## Required action
Each line of the listing that includes the string "Crowd" is to be identified and copied.
++++ Provided data ++++
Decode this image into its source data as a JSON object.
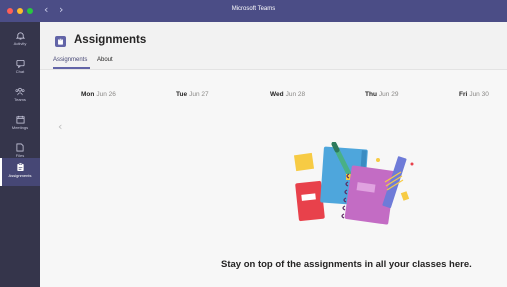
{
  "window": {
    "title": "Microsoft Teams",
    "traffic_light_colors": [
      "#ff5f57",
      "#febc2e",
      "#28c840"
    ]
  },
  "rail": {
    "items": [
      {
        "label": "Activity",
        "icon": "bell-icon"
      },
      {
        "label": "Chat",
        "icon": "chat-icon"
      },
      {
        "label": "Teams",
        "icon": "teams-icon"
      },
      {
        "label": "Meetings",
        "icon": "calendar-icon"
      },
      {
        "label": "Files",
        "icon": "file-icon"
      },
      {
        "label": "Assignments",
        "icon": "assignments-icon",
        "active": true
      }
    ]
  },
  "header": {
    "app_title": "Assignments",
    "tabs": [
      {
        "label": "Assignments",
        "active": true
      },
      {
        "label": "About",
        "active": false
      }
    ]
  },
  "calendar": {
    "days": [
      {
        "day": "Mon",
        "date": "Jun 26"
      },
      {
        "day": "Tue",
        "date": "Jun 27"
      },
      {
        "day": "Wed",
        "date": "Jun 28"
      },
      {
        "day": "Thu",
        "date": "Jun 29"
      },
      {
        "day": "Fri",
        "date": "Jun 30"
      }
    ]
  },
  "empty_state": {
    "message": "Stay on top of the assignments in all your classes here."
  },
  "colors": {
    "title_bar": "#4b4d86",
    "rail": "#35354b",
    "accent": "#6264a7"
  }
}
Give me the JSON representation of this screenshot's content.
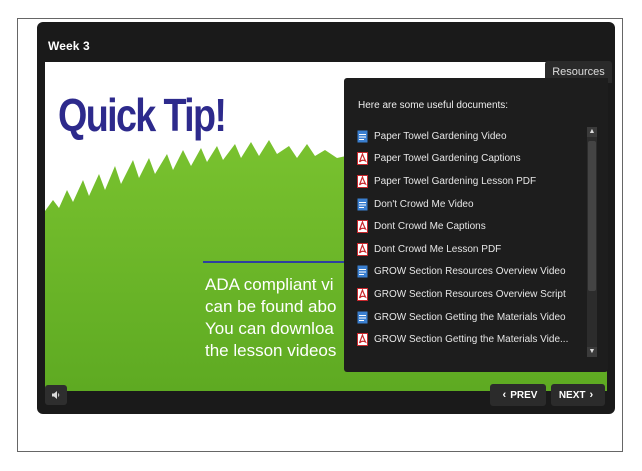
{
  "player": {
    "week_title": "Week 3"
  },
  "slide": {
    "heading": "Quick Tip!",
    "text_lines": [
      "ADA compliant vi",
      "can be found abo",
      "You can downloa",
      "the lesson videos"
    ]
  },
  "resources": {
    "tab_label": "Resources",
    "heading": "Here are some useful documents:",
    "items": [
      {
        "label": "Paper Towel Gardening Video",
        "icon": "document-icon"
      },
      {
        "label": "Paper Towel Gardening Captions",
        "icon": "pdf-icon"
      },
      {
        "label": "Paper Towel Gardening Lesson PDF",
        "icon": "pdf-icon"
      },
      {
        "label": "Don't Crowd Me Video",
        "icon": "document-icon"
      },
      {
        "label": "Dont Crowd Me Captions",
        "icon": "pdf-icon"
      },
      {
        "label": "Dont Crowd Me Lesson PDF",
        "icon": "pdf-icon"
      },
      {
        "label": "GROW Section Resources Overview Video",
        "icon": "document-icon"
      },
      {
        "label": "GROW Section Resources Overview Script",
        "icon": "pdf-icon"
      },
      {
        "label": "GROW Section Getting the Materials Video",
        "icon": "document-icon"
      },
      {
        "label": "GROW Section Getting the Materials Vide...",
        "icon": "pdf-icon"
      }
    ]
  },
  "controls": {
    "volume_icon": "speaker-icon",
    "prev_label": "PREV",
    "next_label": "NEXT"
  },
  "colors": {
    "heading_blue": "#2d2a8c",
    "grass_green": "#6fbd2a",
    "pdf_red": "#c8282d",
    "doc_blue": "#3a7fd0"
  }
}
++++
## Written answer
        "label": "Don't Crowd Me Video",
        "label": "Dont Crowd Me Captions",
        "label": "Dont Crowd Me Lesson PDF",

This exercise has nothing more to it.